I used to handle the cold well. I never wear long-sleeved shirts and I sport a thinner jacket during the winters. The locals claim cold here is worse than, say, the North Dakota plains during an Arctic blast because it's a “wetter cold.” Yeah, and those people who freeze to death while walking to their mailbox in Fargo are apparently blocks of “dry” ice, I suppose.

When I was a kid in Bemidji, Minn., we'd go outside and play when it was 20 below. That's 20 marks below the zero and it doesn't include any wind chill. I remember walking to school on days when the chill factor dipped to 50 or 60 below, so this near zero stuff ain't much in comparison.

But, I'm still cold. I just turned on the space heater and dragged it over while I typed this because thinking of the cold makes me cold.

Maybe it is because I'm older. Something about slower circulation? Less tolerance? More opportunity to gripe? A good friend of mine gave me a fleece blanket to wrap up in while watching television for Christmas this year. Years ago I would have scoffed at such a gift. This year, I greatly appreciate it. I won't resort to that weird Snuggy thing, the cross between a marketing guru's joke and a cult leader's robe, because I'll never get that cold. But I do wrap in the blanket when watching ESPN. If I start knitting or constantly thinking that things were so much better in the days of yore while enwrapped in that thing, I may be in trouble.

I could blame this on my weight loss, too. This past year, I've lost 100 or so pounds. Strip off that much insulation on a house and the rooms get cold, I say.

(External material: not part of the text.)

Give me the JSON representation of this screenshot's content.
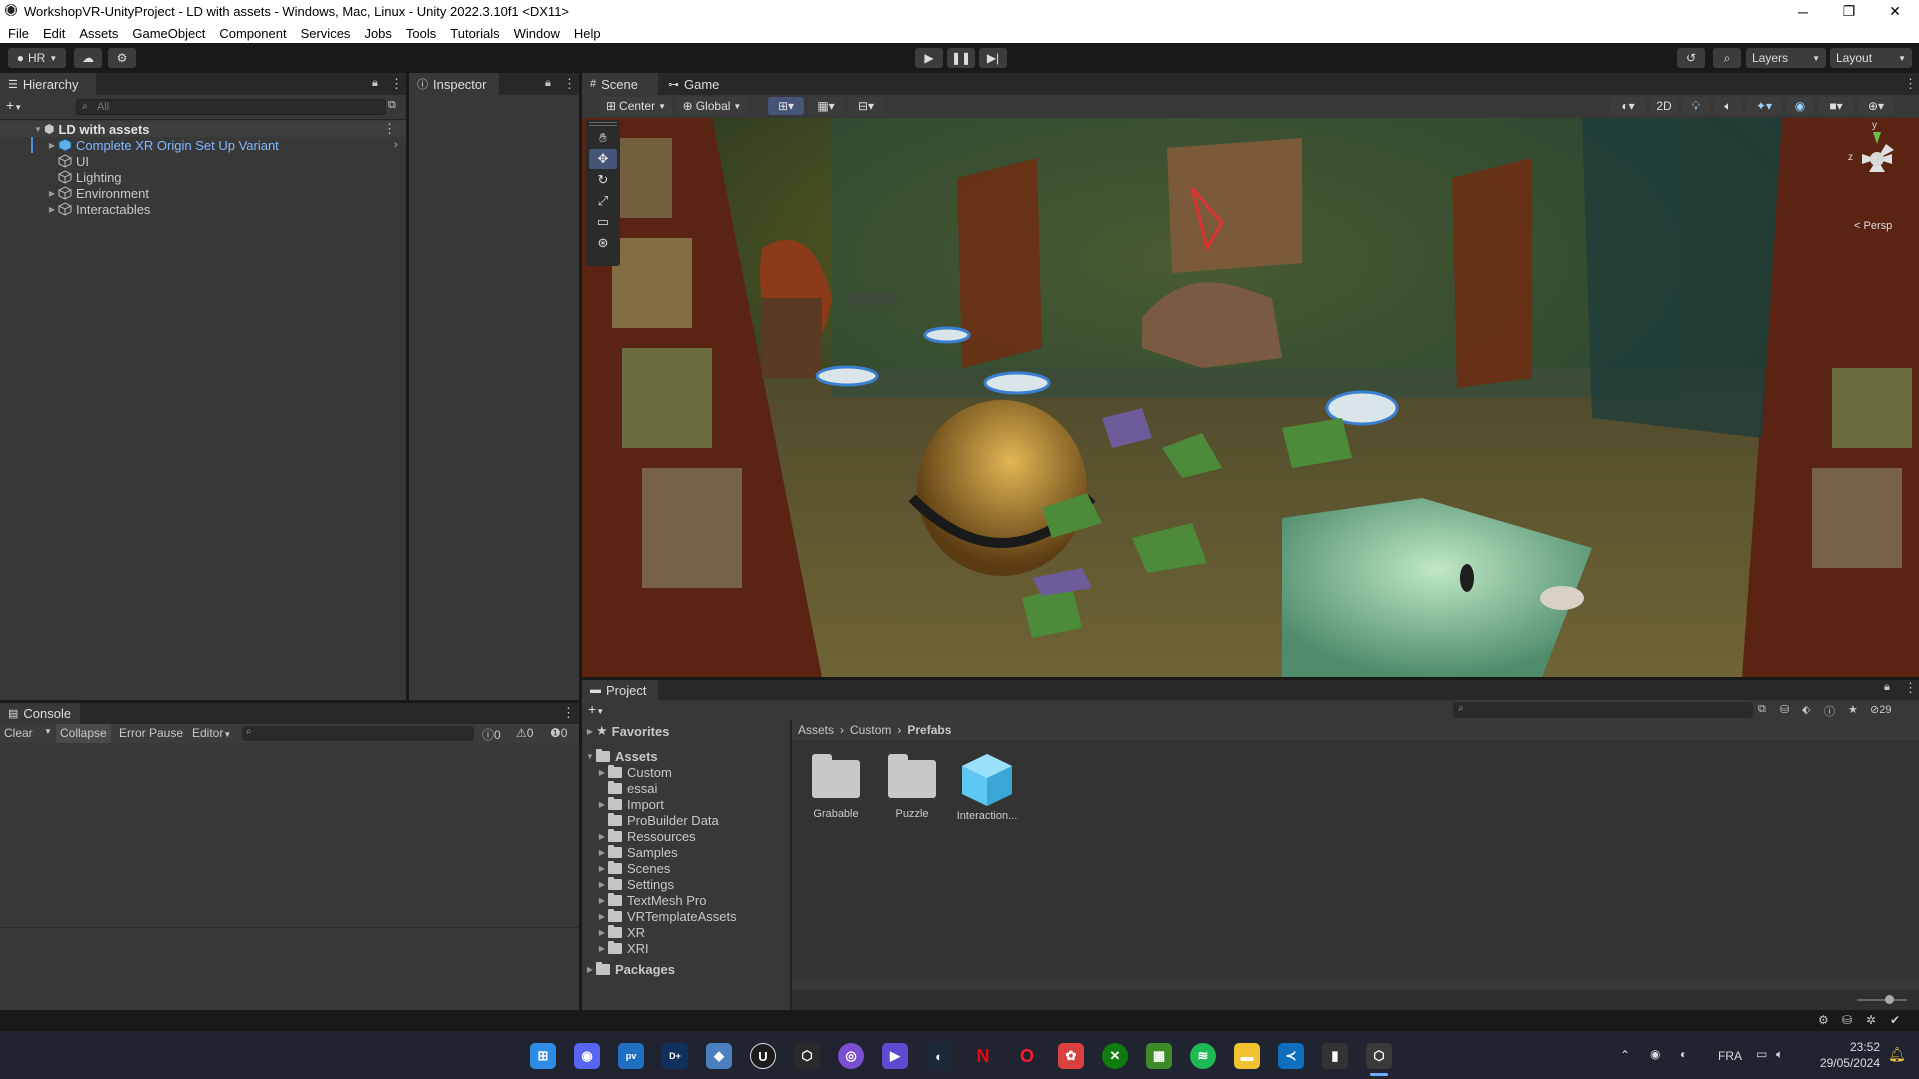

Whatever the reason is, I've given the cold shoulder to the impending cool in the air as I reach for that on switch for the space heater. Low setting, of course, so it won't ever go off.